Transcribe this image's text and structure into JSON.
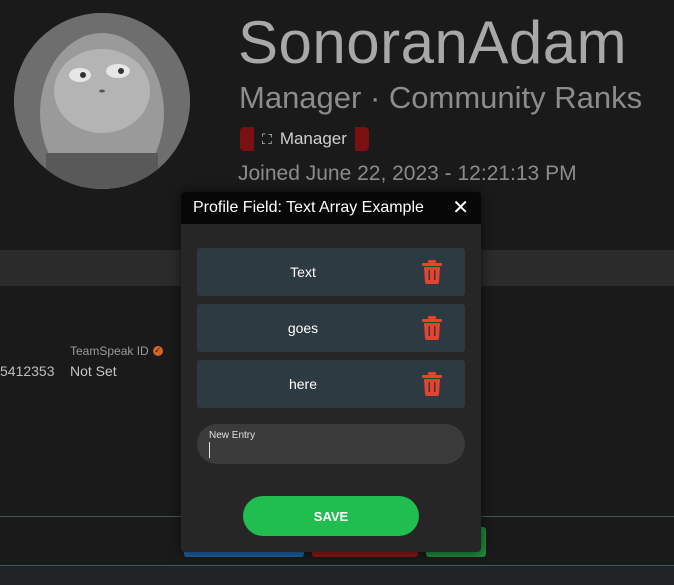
{
  "profile": {
    "username": "SonoranAdam",
    "subtitle": "Manager · Community Ranks",
    "rank_badge": {
      "label": "Manager",
      "icon": "arrows-icon"
    },
    "joined": "Joined June 22, 2023 - 12:21:13 PM"
  },
  "fields": {
    "left_value": "5412353",
    "teamspeak_label": "TeamSpeak ID",
    "teamspeak_value": "Not Set"
  },
  "modal": {
    "title": "Profile Field: Text Array Example",
    "close_glyph": "✕",
    "entries": [
      {
        "text": "Text"
      },
      {
        "text": "goes"
      },
      {
        "text": "here"
      }
    ],
    "new_entry_label": "New Entry",
    "new_entry_value": "",
    "save_label": "SAVE"
  },
  "colors": {
    "accent_green": "#20bd4f",
    "trash_red": "#e8412c",
    "badge_red": "#7a1010",
    "verified_orange": "#d4642a"
  }
}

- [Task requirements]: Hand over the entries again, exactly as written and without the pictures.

- [Exercise response]:
Transcribe this image's text and structure into JSON.
{
  "profile": {
    "username": "SonoranAdam",
    "subtitle": "Manager · Community Ranks",
    "rank_badge": {
      "label": "Manager",
      "icon": "arrows-icon"
    },
    "joined": "Joined June 22, 2023 - 12:21:13 PM"
  },
  "fields": {
    "left_value": "5412353",
    "teamspeak_label": "TeamSpeak ID",
    "teamspeak_value": "Not Set"
  },
  "modal": {
    "title": "Profile Field: Text Array Example",
    "close_glyph": "✕",
    "entries": [
      {
        "text": "Text"
      },
      {
        "text": "goes"
      },
      {
        "text": "here"
      }
    ],
    "new_entry_label": "New Entry",
    "new_entry_value": "",
    "save_label": "SAVE"
  },
  "colors": {
    "accent_green": "#20bd4f",
    "trash_red": "#e8412c",
    "badge_red": "#7a1010",
    "verified_orange": "#d4642a"
  }
}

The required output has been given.